Baku, Azerbaijan, May 23
By Emil Ilgar - Trend:
Iran, Afghanistan, and India signed a trilateral deal in Tehran on Monday to turn the Iranian southeastern port of Chabahar into a regional transit hub.
The deal was signed in the presence of Iranian President Hassan Rouhani and the visiting Indian Prime Minister Narendra Modi and the Afghan President Ashraf Ghani.
Chabahar can be a connecting point between different countries, such as India with Afghanistan, Central Asia, Caucasus, and Eastern Europe, said President Rouhani on the sidelines of the signing ceremony, IRNA reported.
During his meeting with the Afghan president, Rouhani said: "The document that is going to be signed today by Iran, India and Afghanistan, will be the ground for development of all three countries, as well as the region," president.ir reported.
During the same meeting, President of Afghanistan Ashraf Ghani said: "Kabul seeks regional cooperation with Iran, in bilateral and multilateral context".
He added: "Today a significant step in the relations and bilateral and regional cooperation among the three countries will be taken and this transit line will significantly affect regional cooperation".
Prior to that, India signed 12 agreements with Iran, aiming to invest billions of dollars in setting up industries - ranging from aluminum smelter to urea plants - in Iran's Chabahar free trade zone.
The Ports and Maritime Organization of Iran and the India Ports Global Pvt signed an agreement on the development of Chabahar port.
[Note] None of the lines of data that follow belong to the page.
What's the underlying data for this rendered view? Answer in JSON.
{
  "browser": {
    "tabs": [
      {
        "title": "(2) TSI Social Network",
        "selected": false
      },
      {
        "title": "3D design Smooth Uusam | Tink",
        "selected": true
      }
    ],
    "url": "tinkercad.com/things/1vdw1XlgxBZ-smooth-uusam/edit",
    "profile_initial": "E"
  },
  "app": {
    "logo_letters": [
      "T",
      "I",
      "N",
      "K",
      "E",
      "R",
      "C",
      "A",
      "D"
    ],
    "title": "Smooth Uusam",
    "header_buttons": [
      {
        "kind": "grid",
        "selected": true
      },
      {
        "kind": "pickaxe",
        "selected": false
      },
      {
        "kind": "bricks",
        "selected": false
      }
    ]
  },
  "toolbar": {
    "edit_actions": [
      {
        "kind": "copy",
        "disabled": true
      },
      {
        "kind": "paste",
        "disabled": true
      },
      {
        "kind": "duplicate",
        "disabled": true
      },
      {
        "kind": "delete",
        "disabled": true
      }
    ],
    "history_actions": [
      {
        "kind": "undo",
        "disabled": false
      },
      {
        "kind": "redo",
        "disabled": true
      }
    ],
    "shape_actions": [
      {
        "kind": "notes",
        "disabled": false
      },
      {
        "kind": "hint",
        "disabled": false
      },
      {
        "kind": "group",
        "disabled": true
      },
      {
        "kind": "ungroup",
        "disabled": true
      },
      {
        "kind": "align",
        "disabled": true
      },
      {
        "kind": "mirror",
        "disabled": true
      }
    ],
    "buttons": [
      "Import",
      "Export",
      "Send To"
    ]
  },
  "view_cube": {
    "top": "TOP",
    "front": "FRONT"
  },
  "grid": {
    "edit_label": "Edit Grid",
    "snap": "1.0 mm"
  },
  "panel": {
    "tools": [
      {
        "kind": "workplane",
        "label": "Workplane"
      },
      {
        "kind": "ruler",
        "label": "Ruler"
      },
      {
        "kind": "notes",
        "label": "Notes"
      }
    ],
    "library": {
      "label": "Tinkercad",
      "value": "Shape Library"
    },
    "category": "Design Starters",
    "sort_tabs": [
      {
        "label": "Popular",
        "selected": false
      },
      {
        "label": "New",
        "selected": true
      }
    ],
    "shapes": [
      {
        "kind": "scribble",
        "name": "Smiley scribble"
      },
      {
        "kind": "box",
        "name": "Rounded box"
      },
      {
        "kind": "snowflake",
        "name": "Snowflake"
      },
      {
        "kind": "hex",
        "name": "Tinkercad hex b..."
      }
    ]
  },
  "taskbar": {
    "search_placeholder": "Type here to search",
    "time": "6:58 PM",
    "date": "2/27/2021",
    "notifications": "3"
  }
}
Meanwhile, the Finance and Economic Affairs Ministry of Iran and the Exim Bank of India; the Indian National Aluminum Company (Nalco) and the Iranian Mines and Mining Industries Development and Renovation Organization (IMIDRO); and the Indian Railway PSU IRCON and the Iranian Construction and Development of Transportation Infrastructures Company signed agreements.
It was also expected that Modi's visit to Tehran may see finalizing of a contract, giving developmental rights of Iran's Farzad-B gas field to India's ONGC Videsh Ltd. But no agreement has been reached so far.
The Farzad-B field was discovered in 2008 but no contract to exploit the 12.5 trillion cubic feet of recoverable reserves has so far been concluded with Iran.
India has begun paying back $6 billion in debt from past oil purchases, last week giving Iran $750 million. It has said it will pay back the remainder of the debt.
In 2012, Iran was India's second-largest crude supplier but oil exports subsequently fell due to international sanctions over Iran's nuclear program.